To meet EU 2020 targets, the latest legislation, which came into force on the 26th September 2018, introduced restrictions on the NOx emissions of new domestic boilers installed in the EU and UK. According to the legislation, NOx emissions from oil-fired, gas, and LPG boilers must not exceed:

  • 120mg/KWh for oil-fired boilers
  • 56mg/KWh for gas and liquefied petroleum gas (LPG) boilers

Boilers that don't meet the requirements above cannot be installed.

Why Should We Reduce NOx Emissions?

NOx stands for Nitrogen Oxides, which are a by-product of gas-fired central heating boilers. Nitrogen plays no part in the combustion process; it is supposed to pass through the boiler without causing problems. However, at temperatures over 1100 Celsius, Nitrogen and Oxygen combine to form Nitrogen Oxide (NO) and Nitrogen Dioxide (NO2). Together these compounds are referred to as Nitrogen Oxides (NOx).

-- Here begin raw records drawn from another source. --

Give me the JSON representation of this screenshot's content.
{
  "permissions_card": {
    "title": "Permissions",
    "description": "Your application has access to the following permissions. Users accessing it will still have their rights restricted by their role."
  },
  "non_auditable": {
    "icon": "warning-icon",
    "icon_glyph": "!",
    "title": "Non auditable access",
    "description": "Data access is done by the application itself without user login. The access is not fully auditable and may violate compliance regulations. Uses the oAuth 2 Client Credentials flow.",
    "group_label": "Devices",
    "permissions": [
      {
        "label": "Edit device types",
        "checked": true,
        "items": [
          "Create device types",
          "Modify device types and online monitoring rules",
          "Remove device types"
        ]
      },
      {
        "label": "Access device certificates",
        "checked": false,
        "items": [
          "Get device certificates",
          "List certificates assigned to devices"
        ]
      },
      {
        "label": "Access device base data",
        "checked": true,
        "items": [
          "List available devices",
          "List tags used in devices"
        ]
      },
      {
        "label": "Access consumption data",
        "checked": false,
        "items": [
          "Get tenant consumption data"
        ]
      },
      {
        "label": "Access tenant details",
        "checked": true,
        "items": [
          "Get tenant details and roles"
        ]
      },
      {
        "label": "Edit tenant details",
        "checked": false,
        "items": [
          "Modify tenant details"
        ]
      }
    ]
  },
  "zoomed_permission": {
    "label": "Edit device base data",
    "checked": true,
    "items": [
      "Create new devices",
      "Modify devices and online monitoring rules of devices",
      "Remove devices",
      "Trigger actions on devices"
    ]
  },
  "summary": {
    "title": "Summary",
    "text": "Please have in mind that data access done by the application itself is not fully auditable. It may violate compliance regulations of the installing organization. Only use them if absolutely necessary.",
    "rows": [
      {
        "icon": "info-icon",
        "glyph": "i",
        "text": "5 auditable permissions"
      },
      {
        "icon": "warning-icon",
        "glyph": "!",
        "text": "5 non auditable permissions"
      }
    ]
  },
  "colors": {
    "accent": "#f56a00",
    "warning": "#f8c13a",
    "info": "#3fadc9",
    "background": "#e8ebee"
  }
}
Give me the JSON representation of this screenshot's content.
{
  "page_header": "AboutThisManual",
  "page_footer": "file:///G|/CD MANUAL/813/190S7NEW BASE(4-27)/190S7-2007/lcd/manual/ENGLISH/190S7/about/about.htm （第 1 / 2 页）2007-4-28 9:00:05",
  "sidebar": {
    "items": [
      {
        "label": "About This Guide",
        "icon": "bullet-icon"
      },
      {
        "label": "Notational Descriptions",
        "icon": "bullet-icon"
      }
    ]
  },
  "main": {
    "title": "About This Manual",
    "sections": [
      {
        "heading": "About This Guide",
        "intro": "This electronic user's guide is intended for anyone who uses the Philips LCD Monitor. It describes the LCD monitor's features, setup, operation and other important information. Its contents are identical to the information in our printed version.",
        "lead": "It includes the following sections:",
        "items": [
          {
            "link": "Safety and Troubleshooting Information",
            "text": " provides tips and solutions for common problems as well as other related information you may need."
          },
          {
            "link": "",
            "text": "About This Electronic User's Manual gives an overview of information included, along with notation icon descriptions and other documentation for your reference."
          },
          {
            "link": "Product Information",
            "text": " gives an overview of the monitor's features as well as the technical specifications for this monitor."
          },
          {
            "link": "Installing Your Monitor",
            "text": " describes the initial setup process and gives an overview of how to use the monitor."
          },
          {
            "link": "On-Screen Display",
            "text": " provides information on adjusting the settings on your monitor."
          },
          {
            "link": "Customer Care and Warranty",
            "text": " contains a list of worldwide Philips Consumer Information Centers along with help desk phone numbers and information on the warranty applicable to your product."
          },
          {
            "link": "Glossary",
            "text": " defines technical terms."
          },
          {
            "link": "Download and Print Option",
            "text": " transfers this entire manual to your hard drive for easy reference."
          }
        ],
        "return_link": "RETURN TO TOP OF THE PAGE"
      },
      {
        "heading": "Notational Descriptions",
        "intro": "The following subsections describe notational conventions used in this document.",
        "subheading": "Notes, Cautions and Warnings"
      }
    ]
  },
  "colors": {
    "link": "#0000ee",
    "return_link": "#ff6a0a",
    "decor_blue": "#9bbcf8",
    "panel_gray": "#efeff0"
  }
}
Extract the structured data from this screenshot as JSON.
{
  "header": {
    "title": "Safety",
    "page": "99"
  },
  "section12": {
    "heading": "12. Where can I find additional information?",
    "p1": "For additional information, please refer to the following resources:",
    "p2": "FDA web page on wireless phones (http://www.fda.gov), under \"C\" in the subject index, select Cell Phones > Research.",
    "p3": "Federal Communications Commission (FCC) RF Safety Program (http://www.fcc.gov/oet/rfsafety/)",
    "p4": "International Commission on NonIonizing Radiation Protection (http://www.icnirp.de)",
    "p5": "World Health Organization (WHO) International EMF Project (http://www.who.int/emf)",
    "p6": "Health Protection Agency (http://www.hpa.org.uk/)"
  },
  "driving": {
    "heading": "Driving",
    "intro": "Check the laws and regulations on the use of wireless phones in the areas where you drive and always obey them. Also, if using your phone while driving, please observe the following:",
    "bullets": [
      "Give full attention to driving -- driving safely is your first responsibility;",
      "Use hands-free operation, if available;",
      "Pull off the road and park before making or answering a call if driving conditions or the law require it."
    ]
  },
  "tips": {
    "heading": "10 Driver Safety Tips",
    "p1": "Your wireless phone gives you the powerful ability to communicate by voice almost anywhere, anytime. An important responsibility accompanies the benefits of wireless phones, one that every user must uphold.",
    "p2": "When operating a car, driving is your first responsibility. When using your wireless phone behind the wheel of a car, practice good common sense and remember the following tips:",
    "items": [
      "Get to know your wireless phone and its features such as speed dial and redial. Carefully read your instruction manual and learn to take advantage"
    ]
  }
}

NOx gases are highly reactive, colourless, and odourless. Unfortunately, they negatively affect respiratory systems, causing inflammation and decreasing lung function. Moreover, high levels of NOx can result in damage to vegetation, for instance, leaf damage and/or reduced growth.

There are other sources of NOx pollution entering our atmosphere, although, it is thought that in London around a quarter of NO and NO2 gases are emitted from heating systems*.

How Do You Check NOx Levels?

A manufacturer energy label indicates that the product was tested and assessed independently and found to meet strict environmental criteria. As part of their installation or service, engineers are not required to measure the NOx emissions of these verified systems.

However, more service providers are choosing flue gas analysers with the ability to measure the NOx in order to future-proof their businesses. Leading flue gas analyser manufacturers now offer models with NO/NOx sensors, as well as instruments that may be retrofitted with NOx modules at a later date.

Flue Gas Analysers with NOx Capabilities

The new range of Anton Sprint Pro Flue Gas Analysers features models with the ability to measure CO2, NO, and NOx levels.

Anton Sprint Pro Flue Gas Analyser leaning against a blue Sprint Pro soft carry case. Next the the flue gas analyser there is a mains charger, flue probe, and condensation trap. Anton's logo is in the top left corner of the image.

>> Read our blog about the new range of Anton Sprint Pro Flue Gas Analysers to learn about their unrivalled future-proof technology.

Furthermore, Testo and Kane also offer flue gas analysers with NO/NOx sensors, as well as models that can be retrofitted to include NO/NOx modules.



Please browse our full range of flue gas analysers.

Further Information

For more information regarding NOx emissions or our range of flue gas analysers, please contact our Sales team on 01642 931 329 or via our online form.

*Air Quality Expert Group, Nitrogen Dioxide in the United Kingdom Summary, last accessed 08 September 2021.